  12. Late to the game here but I wanted to respond to both Dave and "Nobody".
    It probably won't feel good to hear this but I am a former Christian and a former VCC-er. Rest assured, it's not a reflection on Vineyard or its ministers that I have left the faith, it was a long time coming. What I want to say to Dave is pretty much what Ali said in her first paragraph, that it typically wasn't the "outsiders" or the "worldly" who hated the Christians. When those outside the faith showed hatred it was because the generosity and compassion of the Christians reflected poorly on them. A selfish hate, I guess. So, while I think this is probably not where you were headed with these thoughts I would caution you against being hated for the sake of being hated! Sadly, there are many Christians out there today who think they are supposed to be hated and persecuted and so they drum up hatred by being pushy and judgmental. It's really very backward.
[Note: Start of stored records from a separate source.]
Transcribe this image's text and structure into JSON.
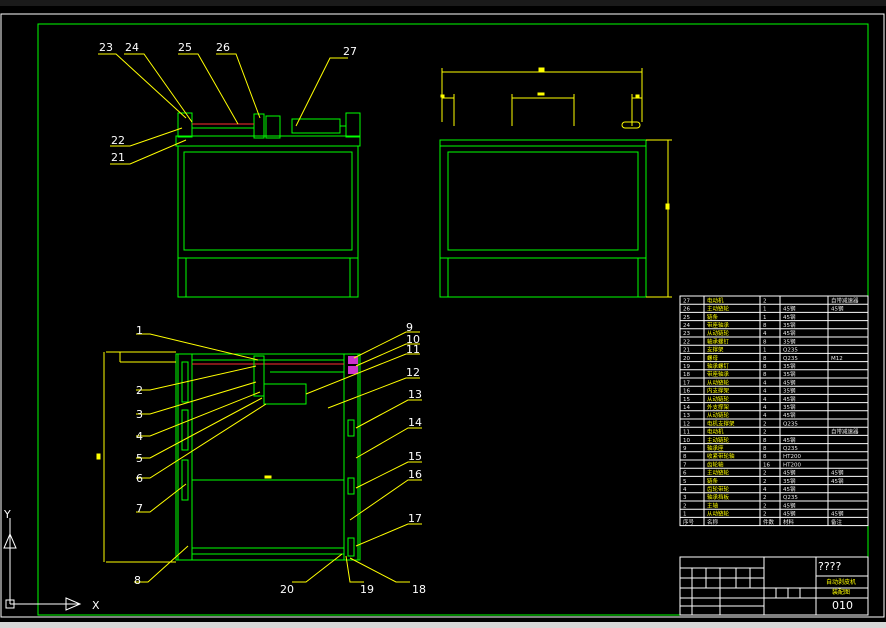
{
  "drawing": {
    "title_marks": "????",
    "drawing_number": "010",
    "drawing_name": "自动剥皮机",
    "drawing_subname": "装配图"
  },
  "callouts": {
    "top_view": [
      "23",
      "24",
      "25",
      "26",
      "27",
      "22",
      "21"
    ],
    "plan_left": [
      "1",
      "2",
      "3",
      "4",
      "5",
      "6",
      "7",
      "8"
    ],
    "plan_right": [
      "9",
      "10",
      "11",
      "12",
      "13",
      "14",
      "15",
      "16",
      "17"
    ],
    "plan_bottom": [
      "20",
      "19",
      "18"
    ]
  },
  "bom": {
    "rows": [
      {
        "no": "27",
        "name": "电动机",
        "qty": "2",
        "mat": "",
        "note": "自带减速器"
      },
      {
        "no": "26",
        "name": "主动链轮",
        "qty": "1",
        "mat": "45钢",
        "note": "45钢"
      },
      {
        "no": "25",
        "name": "链条",
        "qty": "1",
        "mat": "45钢",
        "note": ""
      },
      {
        "no": "24",
        "name": "带座轴承",
        "qty": "8",
        "mat": "35钢",
        "note": ""
      },
      {
        "no": "23",
        "name": "从动链轮",
        "qty": "4",
        "mat": "45钢",
        "note": ""
      },
      {
        "no": "22",
        "name": "轴承螺钉",
        "qty": "8",
        "mat": "35钢",
        "note": ""
      },
      {
        "no": "21",
        "name": "支撑架",
        "qty": "1",
        "mat": "Q235",
        "note": ""
      },
      {
        "no": "20",
        "name": "螺母",
        "qty": "8",
        "mat": "Q235",
        "note": "M12"
      },
      {
        "no": "19",
        "name": "轴承螺钉",
        "qty": "8",
        "mat": "35钢",
        "note": ""
      },
      {
        "no": "18",
        "name": "带座轴承",
        "qty": "8",
        "mat": "35钢",
        "note": ""
      },
      {
        "no": "17",
        "name": "从动链轮",
        "qty": "4",
        "mat": "45钢",
        "note": ""
      },
      {
        "no": "16",
        "name": "内支撑架",
        "qty": "4",
        "mat": "35钢",
        "note": ""
      },
      {
        "no": "15",
        "name": "从动链轮",
        "qty": "4",
        "mat": "45钢",
        "note": ""
      },
      {
        "no": "14",
        "name": "外支撑架",
        "qty": "4",
        "mat": "35钢",
        "note": ""
      },
      {
        "no": "13",
        "name": "从动链轮",
        "qty": "4",
        "mat": "45钢",
        "note": ""
      },
      {
        "no": "12",
        "name": "电机支撑架",
        "qty": "2",
        "mat": "Q235",
        "note": ""
      },
      {
        "no": "11",
        "name": "电动机",
        "qty": "2",
        "mat": "",
        "note": "自带减速器"
      },
      {
        "no": "10",
        "name": "主动链轮",
        "qty": "8",
        "mat": "45钢",
        "note": ""
      },
      {
        "no": "9",
        "name": "轴承座",
        "qty": "8",
        "mat": "Q235",
        "note": ""
      },
      {
        "no": "8",
        "name": "收紧带轮轴",
        "qty": "8",
        "mat": "HT200",
        "note": ""
      },
      {
        "no": "7",
        "name": "齿轮轴",
        "qty": "16",
        "mat": "HT200",
        "note": ""
      },
      {
        "no": "6",
        "name": "主动链轮",
        "qty": "2",
        "mat": "45钢",
        "note": "45钢"
      },
      {
        "no": "5",
        "name": "链条",
        "qty": "2",
        "mat": "35钢",
        "note": "45钢"
      },
      {
        "no": "4",
        "name": "齿轮带轮",
        "qty": "4",
        "mat": "45钢",
        "note": ""
      },
      {
        "no": "3",
        "name": "轴承挡板",
        "qty": "2",
        "mat": "Q235",
        "note": ""
      },
      {
        "no": "2",
        "name": "主轴",
        "qty": "2",
        "mat": "45钢",
        "note": ""
      },
      {
        "no": "1",
        "name": "从动链轮",
        "qty": "2",
        "mat": "45钢",
        "note": "45钢"
      }
    ],
    "header": {
      "no": "序号",
      "name": "名称",
      "qty": "件数",
      "mat": "材料",
      "note": "备注"
    }
  },
  "axes_icon": {
    "y": "Y",
    "x": "X"
  }
}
    To Nobody, I hadn't heard that the Vineyard had stopped doing small works (my husband still attends). Was this an actual shift in the practices or just sort of a change that you sensed? Small things are fun, and I'm sure there is some benefit and it's an easy, non-committal way to affect change. However, having been the recipient of these small works a few times now I have to say, it starts to feel gimmicky. Paying for my donuts is great and that free bottle of water is really nice but you know what's really amazing? My sister is a social worker for Butler County Child Protective Services and guess where they send people when they don't have the resources to help them? Yep, the Healing Center. It's funny that the "family" I left can still make me so proud but it does. When I run across people from all over the Greater Cincinnati area and they KNOW that the Healing Center is the place to go, it just feels like somebody finally GOT IT. THIS is what Jesus wanted people to do! FEED, CLOTHE, EDUCATE, and LOVE the people around them. If Christians still want to help in small ways, why aren't they doing it? Or are they just doing their small works under a big umbrella (HC) where they're not necessarily seen? (Which, arguably, may be better anyway)
    The church is certainly still hated today. The difference is that it is hated because it's lost sight of its purpose and not because it is stepping up like we saw in the Bible, with a form of compassion and generosity that naturally puts others to shame.